Cardiac rhythms arising from the atrioventricular (AV) junction occur as an automatic tachycardia or as an escape mechanism during periods of significant bradycardia with rates slower than the intrinsic junctional pacemaker.
The AV node (AVN) has intrinsic automaticity that allows it to initiate and depolarize the myocardium during periods of significant sinus bradycardia or complete heart block. This escape mechanism, with a rate of 40-60 beats per minute, produces a narrow QRS complex because the ventricle is depolarized using the normal conduction pathway. An accelerated junctional rhythm (rate >60) is a narrow complex rhythm that often supersedes a clinically bradycardic sinus node rate (see images below). The QRS complexes are uniform in shape, and evidence of retrograde P wave activation may or may not be present.
Less commonly, the AV junction develops abnormal automaticity and exceeds the sinus node rate at a time when the sinus rate would be normal (see image below). These junctional tachycardias are most often observed in the setting of digitalis toxicity, recent cardiac surgery, acute myocardial infarction, or isoproterenol infusion.
See Can't-Miss ECG Findings, Life-Threatening Conditions: Slideshow, a Critical Images slideshow, to help recognize the conditions shown in various tracings.
The junctional rhythm initiates within the AV nodal tissue.
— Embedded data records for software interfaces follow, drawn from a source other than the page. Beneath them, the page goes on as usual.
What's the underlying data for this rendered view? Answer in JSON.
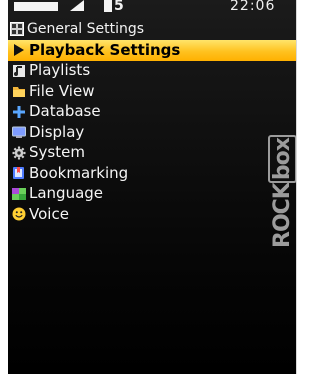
{
  "status": {
    "battery_num": "5",
    "time": "22:06"
  },
  "title": "General Settings",
  "menu": [
    {
      "label": "Playback Settings",
      "selected": true,
      "icon": "play-arrow-icon"
    },
    {
      "label": "Playlists",
      "selected": false,
      "icon": "playlist-icon"
    },
    {
      "label": "File View",
      "selected": false,
      "icon": "folder-icon"
    },
    {
      "label": "Database",
      "selected": false,
      "icon": "database-plus-icon"
    },
    {
      "label": "Display",
      "selected": false,
      "icon": "display-icon"
    },
    {
      "label": "System",
      "selected": false,
      "icon": "gear-icon"
    },
    {
      "label": "Bookmarking",
      "selected": false,
      "icon": "bookmark-icon"
    },
    {
      "label": "Language",
      "selected": false,
      "icon": "language-icon"
    },
    {
      "label": "Voice",
      "selected": false,
      "icon": "voice-smiley-icon"
    }
  ],
  "logo": {
    "text": "ROCK",
    "box": "box"
  }
}
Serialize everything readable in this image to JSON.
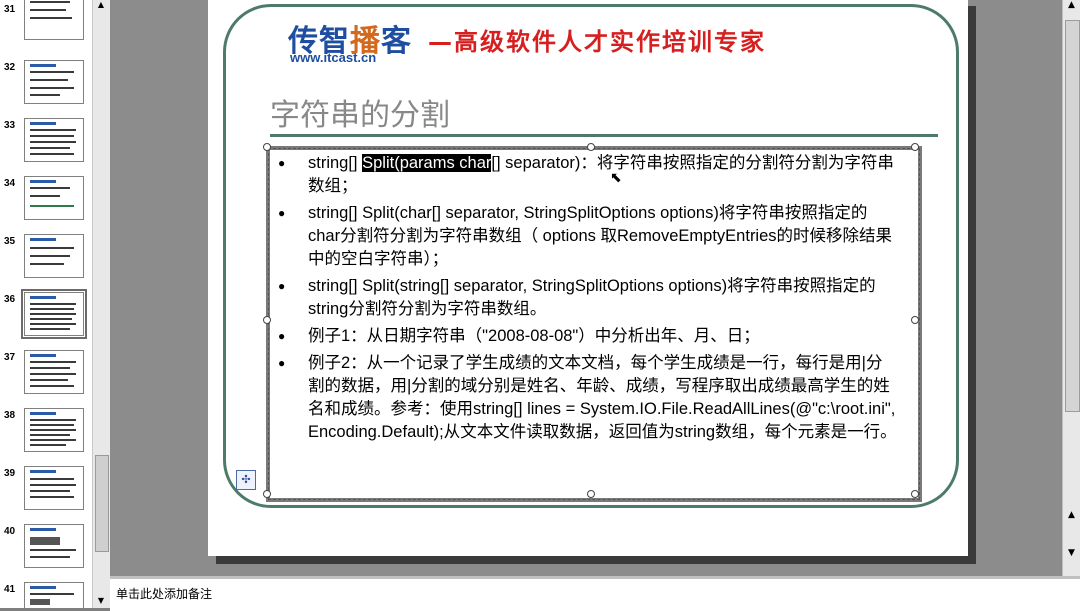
{
  "thumbnails": [
    {
      "num": "31"
    },
    {
      "num": "32"
    },
    {
      "num": "33"
    },
    {
      "num": "34"
    },
    {
      "num": "35"
    },
    {
      "num": "36",
      "selected": true
    },
    {
      "num": "37"
    },
    {
      "num": "38"
    },
    {
      "num": "39"
    },
    {
      "num": "40"
    },
    {
      "num": "41"
    }
  ],
  "slide": {
    "logo_text_a": "传智",
    "logo_text_b": "播",
    "logo_text_c": "客",
    "logo_url": "www.itcast.cn",
    "slogan": "—高级软件人才实作培训专家",
    "title": "字符串的分割",
    "bullets": {
      "b1_pre": "string[] ",
      "b1_sel": "Split(params char",
      "b1_post": "[] separator)：将字符串按照指定的分割符分割为字符串数组；",
      "b2": "string[] Split(char[] separator, StringSplitOptions options)将字符串按照指定的char分割符分割为字符串数组（ options 取RemoveEmptyEntries的时候移除结果中的空白字符串）；",
      "b3": "string[] Split(string[] separator, StringSplitOptions options)将字符串按照指定的string分割符分割为字符串数组。",
      "b4": "例子1：从日期字符串（\"2008-08-08\"）中分析出年、月、日；",
      "b5": "例子2：从一个记录了学生成绩的文本文档，每个学生成绩是一行，每行是用|分割的数据，用|分割的域分别是姓名、年龄、成绩，写程序取出成绩最高学生的姓名和成绩。参考：使用string[] lines = System.IO.File.ReadAllLines(@\"c:\\root.ini\", Encoding.Default);从文本文件读取数据，返回值为string数组，每个元素是一行。"
    }
  },
  "notes": {
    "placeholder": "单击此处添加备注"
  },
  "colors": {
    "frame": "#4d7a6b",
    "logo_blue": "#1f4ea0",
    "slogan_red": "#d62020",
    "title_gray": "#888888"
  },
  "icons": {
    "autofit": "autofit-options-icon",
    "cursor": "mouse-cursor-icon"
  }
}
Accelerated junctional rhythm is a result of enhanced automaticity of the AVN that supersedes the sinus node rate. During this rhythm, the AVN is firing faster than the sinus node, resulting in a regular narrow complex rhythm. These rhythms may demonstrate retrograde P waves on ECG findings, and the rates can vary from 40-60 beats per minute.
Changes in autonomic tone or the presence of sinus node disease that is causing an inappropriate slowing of the sinus node may exacerbate this rhythm. Young healthy individuals, especially those with increased vagal tone during sleep, are often noted to have periods of junctional rhythm that is completely benign, not requiring any intervention.
Rarely, the AVN develops enhanced automaticity and overtakes a "normal" sinus node. This occasionally is observed in digitalis toxicity, following cardiac surgery (typically valve replacement), during acute myocardial infarction, or during isoproterenol infusion. Alteration in calcium metabolism in the sarcoplasmic reticulum causes accelerated junctional rhythm. 
Junctional rhythms are common in patients with sick sinus syndrome or in patients who have significant bradycardia that allows the AV nodal region to determine the heart rate.
The heart rate during a junctional rhythm often determines whether the patient has symptoms.
Presence of AV disassociation can lead to symptoms in patients because of atrial conduction and subsequent contraction when the tricuspid valve is closed (ie, canon a waves).
Periods of junctional rhythm are not necessarily associated with an increase in mortality. If an obvious cause is present, such as complete heart block or sick sinus syndrome, then the morbidity or mortality is directly related to that and not to the junctional rhythm mechanism, which is serving as a "backup rhythm" during the periods of bradycardia. Accelerated junctional rhythms may be a sign of digitalis toxicity.
Junctional escape rhythms, which are common in younger and/or athletic individuals during periods of increased vagal tone (eg, sleep), occur equally in males and females.
This rhythm may occur in persons of any age.
Junctional rhythms during sleep are common in children and in athletic adults.
What would you like to print?